One of blockchain’s greatest advantages is that it serves as a type of equalizer, facilitating faster international transactions that can be easily recorded and tracked. Properties can also be translated into tokens that can be bought and sold through online platforms, allowing some developers and owners to attract new investors from a wider variety of locations.
Artificial intelligence + big data = CRErevolution
Artificial intelligence is set to change every aspect of commercial real estate, including how buildings are leased and designed. More than ever, buildings are connected technology hubs, constantly reviewing data on internet and power usage as well as customer and worker experience. Artificial intelligence can take this data and turn it into actionable insights. This can lead to better utilization of space, conservation of resources, and significant savings for property owners. Artificial intelligence can also inform decisions before a building is constructed. Intricate 3D models allow developers to make better choices at every step of the construction process.
A new proptech record in 2020?

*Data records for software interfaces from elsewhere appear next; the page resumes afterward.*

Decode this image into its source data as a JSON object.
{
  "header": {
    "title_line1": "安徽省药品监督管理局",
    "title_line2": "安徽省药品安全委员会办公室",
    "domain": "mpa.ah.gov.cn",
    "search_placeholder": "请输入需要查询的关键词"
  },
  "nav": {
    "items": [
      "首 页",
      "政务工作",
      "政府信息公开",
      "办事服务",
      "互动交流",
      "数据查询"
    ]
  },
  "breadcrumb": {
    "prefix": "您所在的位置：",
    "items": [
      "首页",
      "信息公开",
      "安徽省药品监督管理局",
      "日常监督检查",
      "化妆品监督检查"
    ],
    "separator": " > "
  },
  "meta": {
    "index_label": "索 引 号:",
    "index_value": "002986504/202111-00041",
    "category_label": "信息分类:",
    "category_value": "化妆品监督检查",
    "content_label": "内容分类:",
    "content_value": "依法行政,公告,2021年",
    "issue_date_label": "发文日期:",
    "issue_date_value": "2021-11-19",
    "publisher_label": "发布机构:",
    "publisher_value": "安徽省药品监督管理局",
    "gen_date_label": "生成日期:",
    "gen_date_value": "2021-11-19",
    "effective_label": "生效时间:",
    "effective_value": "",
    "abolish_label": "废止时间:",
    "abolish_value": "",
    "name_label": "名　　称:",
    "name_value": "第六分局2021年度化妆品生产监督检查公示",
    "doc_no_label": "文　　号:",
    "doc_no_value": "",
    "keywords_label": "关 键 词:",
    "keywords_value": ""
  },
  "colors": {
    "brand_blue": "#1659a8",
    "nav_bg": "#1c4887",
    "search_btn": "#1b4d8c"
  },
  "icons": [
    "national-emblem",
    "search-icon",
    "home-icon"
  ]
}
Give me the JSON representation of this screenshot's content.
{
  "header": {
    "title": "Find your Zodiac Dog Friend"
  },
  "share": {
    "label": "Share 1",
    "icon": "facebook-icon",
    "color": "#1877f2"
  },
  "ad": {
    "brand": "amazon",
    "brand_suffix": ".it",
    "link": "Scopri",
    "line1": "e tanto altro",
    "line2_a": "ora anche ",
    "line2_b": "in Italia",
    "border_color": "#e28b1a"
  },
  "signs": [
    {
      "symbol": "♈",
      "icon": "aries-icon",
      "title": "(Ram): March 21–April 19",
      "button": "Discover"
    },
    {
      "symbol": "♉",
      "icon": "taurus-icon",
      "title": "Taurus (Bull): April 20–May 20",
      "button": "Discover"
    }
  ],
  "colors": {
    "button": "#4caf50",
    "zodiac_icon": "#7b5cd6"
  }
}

Venture capital’s love affair with real estate shows no signs of abating; it’s more a question of where the money will go next. Also, one interesting prediction from CRETech is that Asian venture capital investment in proptech may soon outpace U.S. investment. Some of the biggest proptech venture capital firms in the U.S., including Fifth Wall, MetaProp, and Camber Creek, are all raising funds and vetting new start-ups and technology. While undoubtedly there will be continued shakeout as some of the larger proptech unicorns struggle with profitability, there’s every chance that a new record for investing could be set in 2020.